%%
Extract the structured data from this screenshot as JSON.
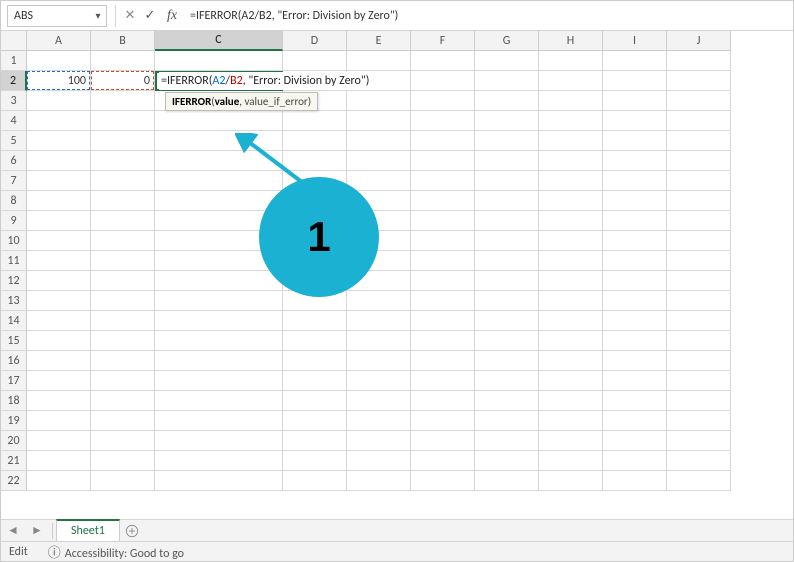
{
  "namebox": {
    "value": "ABS",
    "caret": "▾"
  },
  "formula_bar": {
    "cancel_glyph": "✕",
    "confirm_glyph": "✓",
    "fx_label": "fx",
    "formula_text": "=IFERROR(A2/B2, \"Error: Division by Zero\")"
  },
  "columns": [
    "A",
    "B",
    "C",
    "D",
    "E",
    "F",
    "G",
    "H",
    "I",
    "J"
  ],
  "active_col_index": 2,
  "wide_col_index": 2,
  "row_count": 22,
  "active_row": 2,
  "cell_values": {
    "A2": "100",
    "B2": "0"
  },
  "edit_formula": {
    "prefix": "=IFERROR(",
    "ref1": "A2",
    "slash": "/",
    "ref2": "B2",
    "suffix": ", \"Error: Division by Zero\")"
  },
  "tooltip": {
    "fn": "IFERROR",
    "sig_open": "(",
    "arg1": "value",
    "sep": ", ",
    "arg2": "value_if_error",
    "sig_close": ")"
  },
  "annotation": {
    "label": "1"
  },
  "sheet_tabs": {
    "active": "Sheet1"
  },
  "statusbar": {
    "mode": "Edit",
    "accessibility": "Accessibility: Good to go"
  }
}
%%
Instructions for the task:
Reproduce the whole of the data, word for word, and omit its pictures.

Exercise solution:
Extract the structured data from this screenshot as JSON.
{
  "namebox": {
    "value": "ABS",
    "caret": "▾"
  },
  "formula_bar": {
    "cancel_glyph": "✕",
    "confirm_glyph": "✓",
    "fx_label": "fx",
    "formula_text": "=IFERROR(A2/B2, \"Error: Division by Zero\")"
  },
  "columns": [
    "A",
    "B",
    "C",
    "D",
    "E",
    "F",
    "G",
    "H",
    "I",
    "J"
  ],
  "active_col_index": 2,
  "wide_col_index": 2,
  "row_count": 22,
  "active_row": 2,
  "cell_values": {
    "A2": "100",
    "B2": "0"
  },
  "edit_formula": {
    "prefix": "=IFERROR(",
    "ref1": "A2",
    "slash": "/",
    "ref2": "B2",
    "suffix": ", \"Error: Division by Zero\")"
  },
  "tooltip": {
    "fn": "IFERROR",
    "sig_open": "(",
    "arg1": "value",
    "sep": ", ",
    "arg2": "value_if_error",
    "sig_close": ")"
  },
  "annotation": {
    "label": "1"
  },
  "sheet_tabs": {
    "active": "Sheet1"
  },
  "statusbar": {
    "mode": "Edit",
    "accessibility": "Accessibility: Good to go"
  }
}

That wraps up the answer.